Work to complete
For each line below that holds "RightHand", return the line as it stands.

(Data about app and page elements)
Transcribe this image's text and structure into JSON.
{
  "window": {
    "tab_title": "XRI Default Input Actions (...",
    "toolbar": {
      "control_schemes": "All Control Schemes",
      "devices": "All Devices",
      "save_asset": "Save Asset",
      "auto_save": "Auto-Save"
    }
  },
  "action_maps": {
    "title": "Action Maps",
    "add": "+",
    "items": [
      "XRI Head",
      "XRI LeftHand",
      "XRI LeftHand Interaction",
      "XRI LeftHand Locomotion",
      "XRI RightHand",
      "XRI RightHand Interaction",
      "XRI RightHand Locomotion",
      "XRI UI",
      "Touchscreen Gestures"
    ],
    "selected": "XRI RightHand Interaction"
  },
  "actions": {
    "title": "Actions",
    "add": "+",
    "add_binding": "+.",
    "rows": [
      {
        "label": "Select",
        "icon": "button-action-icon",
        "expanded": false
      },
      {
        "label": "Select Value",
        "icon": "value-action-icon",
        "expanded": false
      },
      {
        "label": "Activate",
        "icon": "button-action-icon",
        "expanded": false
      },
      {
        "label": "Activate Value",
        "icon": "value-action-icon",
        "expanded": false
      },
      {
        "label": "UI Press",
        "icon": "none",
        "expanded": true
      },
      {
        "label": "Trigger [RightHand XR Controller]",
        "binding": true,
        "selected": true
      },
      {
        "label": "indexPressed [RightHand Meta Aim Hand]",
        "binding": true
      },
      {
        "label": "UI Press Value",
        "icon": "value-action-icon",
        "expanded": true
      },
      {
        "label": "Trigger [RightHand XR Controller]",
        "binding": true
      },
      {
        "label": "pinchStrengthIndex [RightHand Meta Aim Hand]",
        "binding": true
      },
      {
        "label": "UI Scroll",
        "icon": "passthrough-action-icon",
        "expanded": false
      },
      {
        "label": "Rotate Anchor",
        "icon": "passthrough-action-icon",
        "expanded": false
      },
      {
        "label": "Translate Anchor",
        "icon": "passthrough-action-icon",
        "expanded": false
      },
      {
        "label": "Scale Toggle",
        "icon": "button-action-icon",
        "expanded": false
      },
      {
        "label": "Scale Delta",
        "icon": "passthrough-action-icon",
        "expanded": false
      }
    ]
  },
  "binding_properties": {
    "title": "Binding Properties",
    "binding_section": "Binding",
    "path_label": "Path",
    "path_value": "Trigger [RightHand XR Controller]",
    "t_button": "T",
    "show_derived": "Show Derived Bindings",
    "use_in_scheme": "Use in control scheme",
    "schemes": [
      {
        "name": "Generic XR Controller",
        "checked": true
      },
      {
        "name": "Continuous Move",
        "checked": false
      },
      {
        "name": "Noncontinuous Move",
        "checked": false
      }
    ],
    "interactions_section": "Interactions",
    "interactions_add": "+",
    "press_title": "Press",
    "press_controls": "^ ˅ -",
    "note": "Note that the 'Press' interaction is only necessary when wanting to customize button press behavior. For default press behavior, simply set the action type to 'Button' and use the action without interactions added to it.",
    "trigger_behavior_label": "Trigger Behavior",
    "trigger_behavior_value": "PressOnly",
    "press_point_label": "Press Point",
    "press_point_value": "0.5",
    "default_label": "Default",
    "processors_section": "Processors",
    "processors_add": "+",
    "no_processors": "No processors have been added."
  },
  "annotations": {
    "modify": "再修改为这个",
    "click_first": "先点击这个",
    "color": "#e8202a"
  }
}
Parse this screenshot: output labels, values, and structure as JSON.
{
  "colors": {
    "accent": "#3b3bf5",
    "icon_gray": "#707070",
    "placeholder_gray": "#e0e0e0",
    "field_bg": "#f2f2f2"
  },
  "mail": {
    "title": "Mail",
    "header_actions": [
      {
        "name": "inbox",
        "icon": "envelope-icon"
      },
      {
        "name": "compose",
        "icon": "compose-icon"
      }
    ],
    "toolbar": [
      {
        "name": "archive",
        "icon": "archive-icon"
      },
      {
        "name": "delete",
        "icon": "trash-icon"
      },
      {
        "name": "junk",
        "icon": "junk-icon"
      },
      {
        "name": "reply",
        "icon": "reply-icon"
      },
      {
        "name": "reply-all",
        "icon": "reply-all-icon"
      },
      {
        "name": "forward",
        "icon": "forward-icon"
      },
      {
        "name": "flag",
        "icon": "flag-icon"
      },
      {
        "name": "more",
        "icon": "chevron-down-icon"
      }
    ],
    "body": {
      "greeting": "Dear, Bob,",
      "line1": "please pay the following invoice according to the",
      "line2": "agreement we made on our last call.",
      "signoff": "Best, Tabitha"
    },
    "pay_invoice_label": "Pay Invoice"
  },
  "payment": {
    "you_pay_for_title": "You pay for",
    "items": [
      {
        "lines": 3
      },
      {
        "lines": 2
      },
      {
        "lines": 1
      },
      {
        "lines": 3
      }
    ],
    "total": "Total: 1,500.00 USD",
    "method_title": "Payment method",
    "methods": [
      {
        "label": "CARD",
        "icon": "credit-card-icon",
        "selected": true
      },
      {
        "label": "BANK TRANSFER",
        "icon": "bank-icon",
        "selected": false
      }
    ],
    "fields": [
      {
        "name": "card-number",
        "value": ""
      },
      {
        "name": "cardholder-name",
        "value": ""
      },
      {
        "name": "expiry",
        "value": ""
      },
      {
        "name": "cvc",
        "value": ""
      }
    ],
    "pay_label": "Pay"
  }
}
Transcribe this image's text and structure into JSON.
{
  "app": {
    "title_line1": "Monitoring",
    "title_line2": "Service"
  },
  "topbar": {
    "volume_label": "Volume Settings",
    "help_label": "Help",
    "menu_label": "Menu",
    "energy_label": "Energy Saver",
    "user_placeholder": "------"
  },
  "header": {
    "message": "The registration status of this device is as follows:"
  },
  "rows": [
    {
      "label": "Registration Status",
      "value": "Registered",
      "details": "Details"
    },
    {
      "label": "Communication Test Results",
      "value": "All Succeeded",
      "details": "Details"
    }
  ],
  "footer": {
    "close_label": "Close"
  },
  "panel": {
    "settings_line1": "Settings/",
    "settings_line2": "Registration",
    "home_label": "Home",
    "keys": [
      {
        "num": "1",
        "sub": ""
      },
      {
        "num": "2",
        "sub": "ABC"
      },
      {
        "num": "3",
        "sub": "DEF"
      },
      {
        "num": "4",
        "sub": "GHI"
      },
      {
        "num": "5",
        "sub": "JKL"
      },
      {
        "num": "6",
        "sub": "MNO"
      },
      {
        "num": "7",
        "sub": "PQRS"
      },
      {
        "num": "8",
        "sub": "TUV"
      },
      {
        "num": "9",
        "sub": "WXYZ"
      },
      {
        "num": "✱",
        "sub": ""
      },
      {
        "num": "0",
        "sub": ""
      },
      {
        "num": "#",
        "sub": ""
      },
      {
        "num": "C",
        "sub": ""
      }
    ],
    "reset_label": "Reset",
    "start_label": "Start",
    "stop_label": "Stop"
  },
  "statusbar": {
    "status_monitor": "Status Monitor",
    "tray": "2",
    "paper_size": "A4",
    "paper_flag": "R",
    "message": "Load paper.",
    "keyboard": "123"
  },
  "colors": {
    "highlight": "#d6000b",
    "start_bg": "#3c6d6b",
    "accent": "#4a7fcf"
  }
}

Solution below
      "XRI RightHand",
      "XRI RightHand Interaction",
      "XRI RightHand Locomotion",
    "selected": "XRI RightHand Interaction"
        "label": "Trigger [RightHand XR Controller]",
        "label": "indexPressed [RightHand Meta Aim Hand]",
        "label": "Trigger [RightHand XR Controller]",
        "label": "pinchStrengthIndex [RightHand Meta Aim Hand]",
    "path_value": "Trigger [RightHand XR Controller]",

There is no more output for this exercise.